Write out each line of the records that has "škola" in it.

RECORDS FOR THE EXERCISE
+===+
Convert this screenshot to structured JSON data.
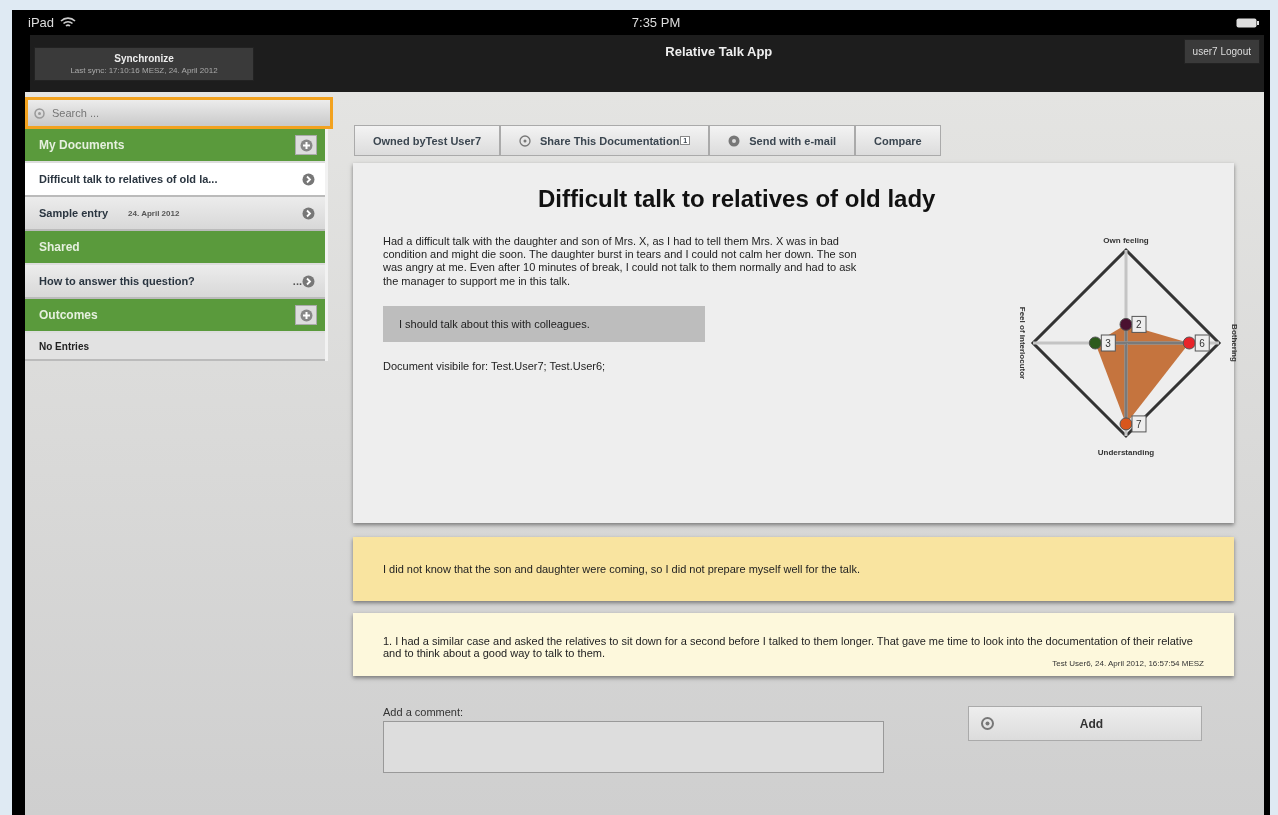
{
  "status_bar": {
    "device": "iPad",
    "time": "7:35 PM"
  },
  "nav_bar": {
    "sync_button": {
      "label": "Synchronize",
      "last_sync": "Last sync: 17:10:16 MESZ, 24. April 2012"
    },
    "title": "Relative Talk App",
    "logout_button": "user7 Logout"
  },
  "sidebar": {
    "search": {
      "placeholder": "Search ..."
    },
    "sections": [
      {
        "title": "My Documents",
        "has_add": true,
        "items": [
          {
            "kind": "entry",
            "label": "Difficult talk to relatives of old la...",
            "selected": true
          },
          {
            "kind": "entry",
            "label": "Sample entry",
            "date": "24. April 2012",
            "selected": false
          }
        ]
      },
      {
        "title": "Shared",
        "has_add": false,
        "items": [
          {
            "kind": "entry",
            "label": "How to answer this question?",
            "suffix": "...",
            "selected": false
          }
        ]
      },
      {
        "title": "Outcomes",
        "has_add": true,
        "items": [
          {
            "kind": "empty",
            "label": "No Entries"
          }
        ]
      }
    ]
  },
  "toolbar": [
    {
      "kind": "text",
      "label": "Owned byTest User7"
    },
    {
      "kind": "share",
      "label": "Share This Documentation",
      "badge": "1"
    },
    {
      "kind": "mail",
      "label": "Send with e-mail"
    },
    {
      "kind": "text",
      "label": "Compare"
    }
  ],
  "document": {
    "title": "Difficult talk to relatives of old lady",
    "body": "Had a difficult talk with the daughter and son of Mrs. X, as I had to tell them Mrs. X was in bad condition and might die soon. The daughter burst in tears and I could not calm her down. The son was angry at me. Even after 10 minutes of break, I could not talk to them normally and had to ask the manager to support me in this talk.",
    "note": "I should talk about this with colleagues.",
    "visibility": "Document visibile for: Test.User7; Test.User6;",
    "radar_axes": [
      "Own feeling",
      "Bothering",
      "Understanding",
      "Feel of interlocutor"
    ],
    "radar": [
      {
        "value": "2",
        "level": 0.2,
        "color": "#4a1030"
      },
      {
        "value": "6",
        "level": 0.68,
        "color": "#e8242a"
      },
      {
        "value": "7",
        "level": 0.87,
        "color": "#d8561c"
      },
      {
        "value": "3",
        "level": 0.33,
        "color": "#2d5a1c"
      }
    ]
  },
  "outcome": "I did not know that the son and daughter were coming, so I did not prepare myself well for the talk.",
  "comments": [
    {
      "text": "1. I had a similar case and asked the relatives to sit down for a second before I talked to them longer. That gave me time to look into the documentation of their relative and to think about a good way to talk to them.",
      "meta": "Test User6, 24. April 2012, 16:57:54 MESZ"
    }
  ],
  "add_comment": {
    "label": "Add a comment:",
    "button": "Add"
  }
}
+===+
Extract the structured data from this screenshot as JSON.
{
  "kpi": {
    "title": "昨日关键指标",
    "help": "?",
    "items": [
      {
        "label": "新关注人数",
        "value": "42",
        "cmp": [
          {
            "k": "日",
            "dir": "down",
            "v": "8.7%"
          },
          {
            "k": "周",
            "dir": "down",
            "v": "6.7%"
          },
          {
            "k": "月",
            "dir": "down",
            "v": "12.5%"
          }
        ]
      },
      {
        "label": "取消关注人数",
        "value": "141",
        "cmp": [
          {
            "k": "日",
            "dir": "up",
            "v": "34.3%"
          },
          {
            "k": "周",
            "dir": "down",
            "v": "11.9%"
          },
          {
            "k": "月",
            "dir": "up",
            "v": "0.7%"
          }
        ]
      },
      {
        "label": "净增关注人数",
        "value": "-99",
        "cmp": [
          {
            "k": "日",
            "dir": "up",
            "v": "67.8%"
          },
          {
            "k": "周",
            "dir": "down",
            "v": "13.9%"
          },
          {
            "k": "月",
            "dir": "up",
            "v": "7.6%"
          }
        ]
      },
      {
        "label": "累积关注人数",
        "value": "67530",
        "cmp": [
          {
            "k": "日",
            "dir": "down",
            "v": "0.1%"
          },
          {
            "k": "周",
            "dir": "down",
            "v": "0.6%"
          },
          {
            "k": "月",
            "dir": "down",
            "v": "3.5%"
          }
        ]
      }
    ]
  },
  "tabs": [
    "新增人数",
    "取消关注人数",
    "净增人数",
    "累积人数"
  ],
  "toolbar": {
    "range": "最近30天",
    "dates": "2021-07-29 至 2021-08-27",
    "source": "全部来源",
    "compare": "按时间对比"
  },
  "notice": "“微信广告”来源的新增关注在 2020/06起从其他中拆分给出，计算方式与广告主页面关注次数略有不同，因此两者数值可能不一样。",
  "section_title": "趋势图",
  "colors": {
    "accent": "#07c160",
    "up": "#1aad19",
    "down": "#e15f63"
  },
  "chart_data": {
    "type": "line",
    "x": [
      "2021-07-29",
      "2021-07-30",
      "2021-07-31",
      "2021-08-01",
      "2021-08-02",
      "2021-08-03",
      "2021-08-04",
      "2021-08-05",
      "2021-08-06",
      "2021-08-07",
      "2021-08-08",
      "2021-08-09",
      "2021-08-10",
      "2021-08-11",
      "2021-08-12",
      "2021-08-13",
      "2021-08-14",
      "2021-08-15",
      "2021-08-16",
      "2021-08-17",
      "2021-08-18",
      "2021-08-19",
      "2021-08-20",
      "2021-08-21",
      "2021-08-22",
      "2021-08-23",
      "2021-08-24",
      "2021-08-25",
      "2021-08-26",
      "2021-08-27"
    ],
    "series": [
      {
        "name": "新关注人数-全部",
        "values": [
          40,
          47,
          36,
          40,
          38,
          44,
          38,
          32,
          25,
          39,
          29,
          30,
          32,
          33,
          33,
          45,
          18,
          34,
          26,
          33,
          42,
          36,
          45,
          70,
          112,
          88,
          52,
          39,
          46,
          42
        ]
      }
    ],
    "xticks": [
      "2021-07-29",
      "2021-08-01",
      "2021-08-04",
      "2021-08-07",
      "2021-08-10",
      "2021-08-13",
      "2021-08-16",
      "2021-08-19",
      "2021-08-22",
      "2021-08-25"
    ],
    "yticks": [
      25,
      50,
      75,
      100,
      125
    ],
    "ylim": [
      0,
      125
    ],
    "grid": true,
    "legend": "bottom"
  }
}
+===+
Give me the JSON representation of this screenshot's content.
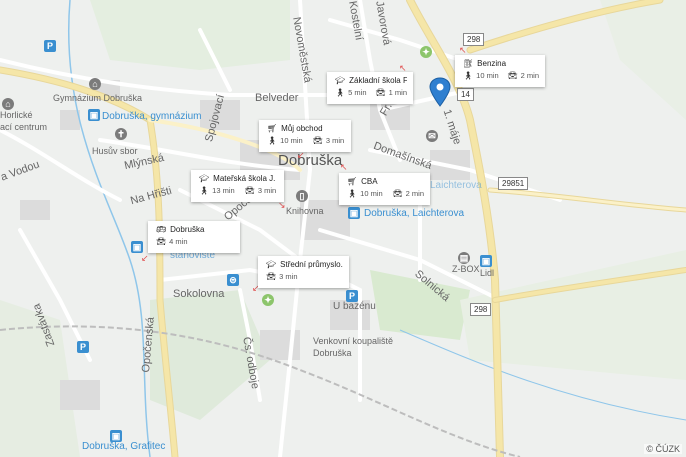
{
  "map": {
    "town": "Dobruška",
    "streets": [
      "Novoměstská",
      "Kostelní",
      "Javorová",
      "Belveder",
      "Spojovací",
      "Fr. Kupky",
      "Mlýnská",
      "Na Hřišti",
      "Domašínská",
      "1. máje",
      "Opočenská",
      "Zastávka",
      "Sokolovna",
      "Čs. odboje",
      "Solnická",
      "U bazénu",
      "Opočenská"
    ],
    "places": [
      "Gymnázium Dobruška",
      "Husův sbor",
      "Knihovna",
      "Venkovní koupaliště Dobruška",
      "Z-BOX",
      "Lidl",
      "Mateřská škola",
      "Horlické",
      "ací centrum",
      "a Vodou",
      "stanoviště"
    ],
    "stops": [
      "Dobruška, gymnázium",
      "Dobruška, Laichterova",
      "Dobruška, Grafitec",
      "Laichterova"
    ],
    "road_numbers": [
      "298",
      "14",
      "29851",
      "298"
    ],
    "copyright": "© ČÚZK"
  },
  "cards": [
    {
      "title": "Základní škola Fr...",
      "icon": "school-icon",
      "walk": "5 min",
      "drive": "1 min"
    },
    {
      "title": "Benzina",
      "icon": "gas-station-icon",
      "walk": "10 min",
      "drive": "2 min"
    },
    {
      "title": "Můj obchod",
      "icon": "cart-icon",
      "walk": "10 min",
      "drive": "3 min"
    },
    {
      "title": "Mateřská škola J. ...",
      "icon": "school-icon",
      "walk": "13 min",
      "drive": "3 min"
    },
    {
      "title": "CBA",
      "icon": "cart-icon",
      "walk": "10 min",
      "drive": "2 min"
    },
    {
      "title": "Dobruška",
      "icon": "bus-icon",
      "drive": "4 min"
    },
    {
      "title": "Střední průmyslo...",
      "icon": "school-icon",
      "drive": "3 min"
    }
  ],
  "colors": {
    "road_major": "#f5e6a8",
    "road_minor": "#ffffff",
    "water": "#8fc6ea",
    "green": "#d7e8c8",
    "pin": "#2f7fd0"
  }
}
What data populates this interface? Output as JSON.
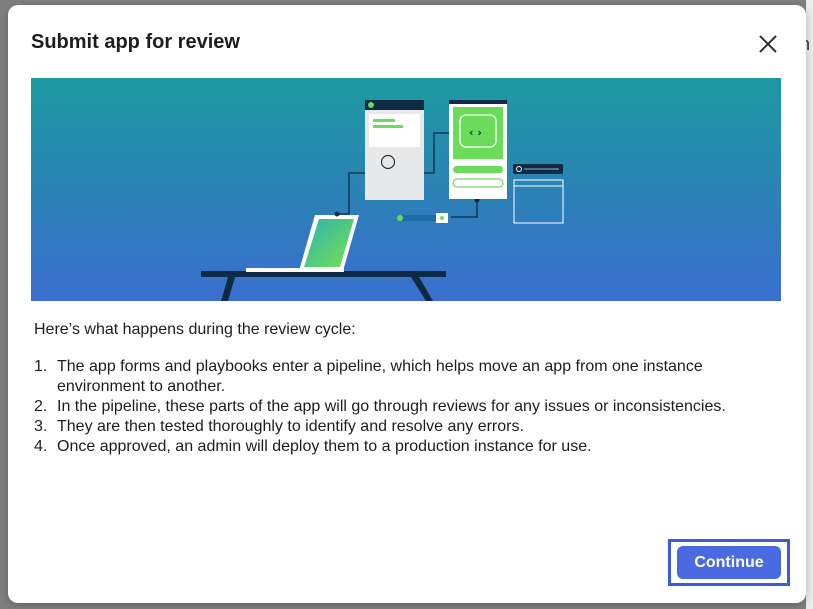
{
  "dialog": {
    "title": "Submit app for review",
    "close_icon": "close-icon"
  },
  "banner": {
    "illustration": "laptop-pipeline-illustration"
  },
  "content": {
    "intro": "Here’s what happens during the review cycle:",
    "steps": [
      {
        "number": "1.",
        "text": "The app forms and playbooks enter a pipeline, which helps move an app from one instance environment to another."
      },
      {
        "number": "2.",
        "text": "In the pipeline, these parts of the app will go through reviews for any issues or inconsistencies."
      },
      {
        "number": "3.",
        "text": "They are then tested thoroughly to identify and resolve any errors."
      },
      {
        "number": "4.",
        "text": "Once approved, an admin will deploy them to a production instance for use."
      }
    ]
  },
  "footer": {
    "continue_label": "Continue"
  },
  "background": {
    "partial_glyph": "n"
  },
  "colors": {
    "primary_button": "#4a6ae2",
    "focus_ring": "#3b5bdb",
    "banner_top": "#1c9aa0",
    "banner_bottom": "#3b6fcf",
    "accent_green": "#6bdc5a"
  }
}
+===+
FINISHED TASK
      "Mateřská škola",
      "title": "Základní škola Fr...",
      "title": "Mateřská škola J. ...",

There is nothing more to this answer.